Saturday, March 24, 2012

Despatches: Busy two weeks for books! How much does publicity translate into magnificent sales?

Following upon my last post, I think there is a good feeling in the air about books, and children's literature. The Book Industry Association of Jamaica (BIAJ), as part of its week of events, held a publishing seminar on March 16. It was well attended and left us either feeling how easy it would be to do Ebooks, or wondering if it could really be that easy. However, I do think that we are beginning to understand a bit more about it, to be able to seriously consider it. (photo: Kellie Magnus presenting at BIAJ seminar)

My reading from Island Princess in Brooklyn (Carlong Publishers) at Sangster's Sovereign on March 17, went very well. The children were from the store's book clubs, Sovereign and Spanish Town. The Manager of the Sovereign branch and her assistant were prepared. The children were interested and lively. The children got prizes for being able to answer questions about the excerpt read, and there was a main prize for the child who was the best dressed 'Princess'. The girl who won had on grey pants and a red coat/jacket. She looked very smart indeed. Helen Williams, fellow author, also read from Island Princess in Brooklyn in Montego Bay. I thank her for doing that and I do hope that she will also be able to read again from her own book, Delroy in the Marog Kingdom. (Macmillan)

The Book Fair at Emancipation Park, also on March 17, was well attended and there were readings from both adult and children's fiction. Dorothy Noel, Publishing Manager of Carlong Publishers read from Island Princess in Brooklyn for me. Other children's authors reading were persons like Jana Bent and Kellie Magnus. The BIAJ must be congratulated for this and other events for that week.
Last week, my friend and fellow writer, Hazel Campbell, was interviewed for the Susan Show (children's). This was for a book club at Kingston Bookshop and the interview was inserted into the Book Club programme. The programme was on TV, and the interview was a delight as she was interviewed by a little girl about her book, Miss Bettina's House (Carlong Publishers). The children at the Book Club also discussed the book which was read to them by Susan herself.

So I think we have to give these two chains, Sangster's and Kingston Bookshop full marks for trying to encourage reading.

Then on March 21, there was a Literary Evening (one of many they have held at the Emrie James Museum at St. Andrew High School for girls) with fours of us reading and talking about our books, Melanie Schwapp, Valerie Wint and Jacqueline Young and myself. We are all St. Andrew old girls and I was a teacher there as well. Island Princess in Brooklyn was the only children's book being read and I am pleased that they included a children's book. It was a great evening. Everybody was enthusiastic, with all sorts of further plans for books. I sold a number of my books, and the young admirer of my books was there to get one. Pretty cool! A video of the event can be seen on the museum site. (photo: Rachael Browne, my younger daughter, and I at Literary Evening)

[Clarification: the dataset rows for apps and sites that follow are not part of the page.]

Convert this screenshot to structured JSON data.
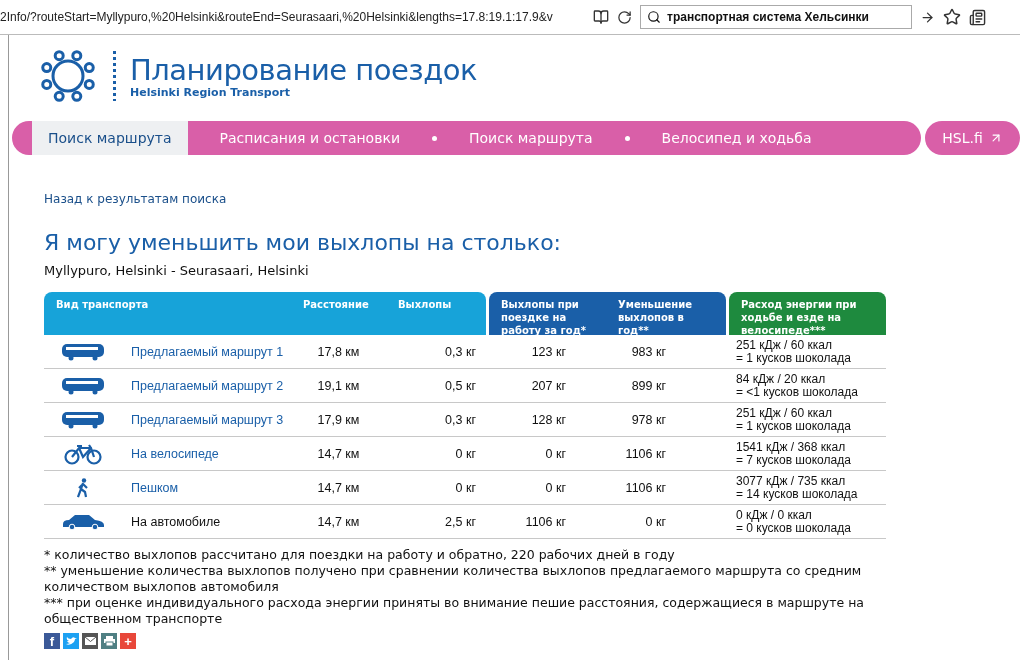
{
  "browser": {
    "url": "2Info/?routeStart=Myllypuro,%20Helsinki&routeEnd=Seurasaari,%20Helsinki&lengths=17.8:19.1:17.9&v",
    "search": "транспортная система Хельсинки"
  },
  "header": {
    "title": "Планирование поездок",
    "subtitle": "Helsinki Region Transport"
  },
  "nav": {
    "tabs": [
      {
        "label": "Поиск маршрута",
        "selected": true
      },
      {
        "label": "Расписания и остановки",
        "selected": false
      },
      {
        "label": "Поиск маршрута",
        "selected": false
      },
      {
        "label": "Велосипед и ходьба",
        "selected": false
      }
    ],
    "external": "HSL.fi"
  },
  "back_link": "Назад к результатам поиска",
  "heading": "Я могу уменьшить мои выхлопы на столько:",
  "route": "Myllypuro, Helsinki - Seurasaari, Helsinki",
  "table": {
    "columns": [
      {
        "label": "Вид транспорта",
        "color": "#17a3d9"
      },
      {
        "label": "Расстояние",
        "color": "#17a3d9"
      },
      {
        "label": "Выхлопы",
        "color": "#17a3d9"
      },
      {
        "label": "Выхлопы при поездке на работу за год*",
        "color": "#1a5fa8"
      },
      {
        "label": "Уменьшение выхлопов в год**",
        "color": "#1a5fa8"
      },
      {
        "label": "Расход энергии при ходьбе и езде на велосипеде***",
        "color": "#1e8a3e"
      }
    ],
    "rows": [
      {
        "kind": "bus",
        "name": "Предлагаемый маршрут 1",
        "link": true,
        "distance": "17,8 км",
        "emissions": "0,3 кг",
        "yearly": "123 кг",
        "reduction": "983 кг",
        "energy": "251 кДж / 60 ккал",
        "chocolate": "= 1 кусков шоколада"
      },
      {
        "kind": "bus",
        "name": "Предлагаемый маршрут 2",
        "link": true,
        "distance": "19,1 км",
        "emissions": "0,5 кг",
        "yearly": "207 кг",
        "reduction": "899 кг",
        "energy": "84 кДж / 20 ккал",
        "chocolate": "= <1 кусков шоколада"
      },
      {
        "kind": "bus",
        "name": "Предлагаемый маршрут 3",
        "link": true,
        "distance": "17,9 км",
        "emissions": "0,3 кг",
        "yearly": "128 кг",
        "reduction": "978 кг",
        "energy": "251 кДж / 60 ккал",
        "chocolate": "= 1 кусков шоколада"
      },
      {
        "kind": "bike",
        "name": "На велосипеде",
        "link": true,
        "distance": "14,7 км",
        "emissions": "0 кг",
        "yearly": "0 кг",
        "reduction": "1106 кг",
        "energy": "1541 кДж / 368 ккал",
        "chocolate": "= 7 кусков шоколада"
      },
      {
        "kind": "walk",
        "name": "Пешком",
        "link": true,
        "distance": "14,7 км",
        "emissions": "0 кг",
        "yearly": "0 кг",
        "reduction": "1106 кг",
        "energy": "3077 кДж / 735 ккал",
        "chocolate": "= 14 кусков шоколада"
      },
      {
        "kind": "car",
        "name": "На автомобиле",
        "link": false,
        "distance": "14,7 км",
        "emissions": "2,5 кг",
        "yearly": "1106 кг",
        "reduction": "0 кг",
        "energy": "0 кДж / 0 ккал",
        "chocolate": "= 0 кусков шоколада"
      }
    ]
  },
  "footnotes": [
    "* количество выхлопов рассчитано для поездки на работу и обратно, 220 рабочих дней в году",
    "** уменьшение количества выхлопов получено при сравнении количества выхлопов предлагаемого маршрута со средним количеством выхлопов автомобиля",
    "*** при оценке индивидуального расхода энергии приняты во внимание пешие расстояния, содержащиеся в маршруте на общественном транспорте"
  ],
  "share": [
    {
      "kind": "facebook",
      "glyph": "f",
      "color": "#3b5998"
    },
    {
      "kind": "twitter",
      "color": "#1da1f2"
    },
    {
      "kind": "email",
      "color": "#555555"
    },
    {
      "kind": "print",
      "color": "#4f7f83"
    },
    {
      "kind": "plus",
      "glyph": "+",
      "color": "#e8473a"
    }
  ]
}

It's been a busy time, and now writing about it, I understand why I have felt somewhat emotionally tired. It's all that creative energy, on display, shared, enjoyed. Wonderful! Wonderful!

It stuck me, however, that even with all this publicity I've been getting and generating for Island Princess in Brooklyn, it does not add up to a magnitude of sales. For any of the children's books to be viable there has to be a bulk order. No, I'm not being ungrateful. I am very grateful for the publicity generated by others, as well as my ability to generate some myself, which as you know, is a new learning for me - promoting oneself. And I suppose this applies to any book. It's just an interesting observation because, from what one reads it might seem that lots of publicity adds up to significant sales. So to answer the question posed in the title of this post, it does not necessarily. And of course the term 'magnificent' is totally 'out of order'. However, it is good to get accustomed to the generation of publicity and awareness. There certainly has been greater awareness of books and children's books, and I feel much more energised about the book scene, less disappointed in our approach to children's literature. I actually feel quite hopeful. A reading renaissance? Jamaica reading? What a something!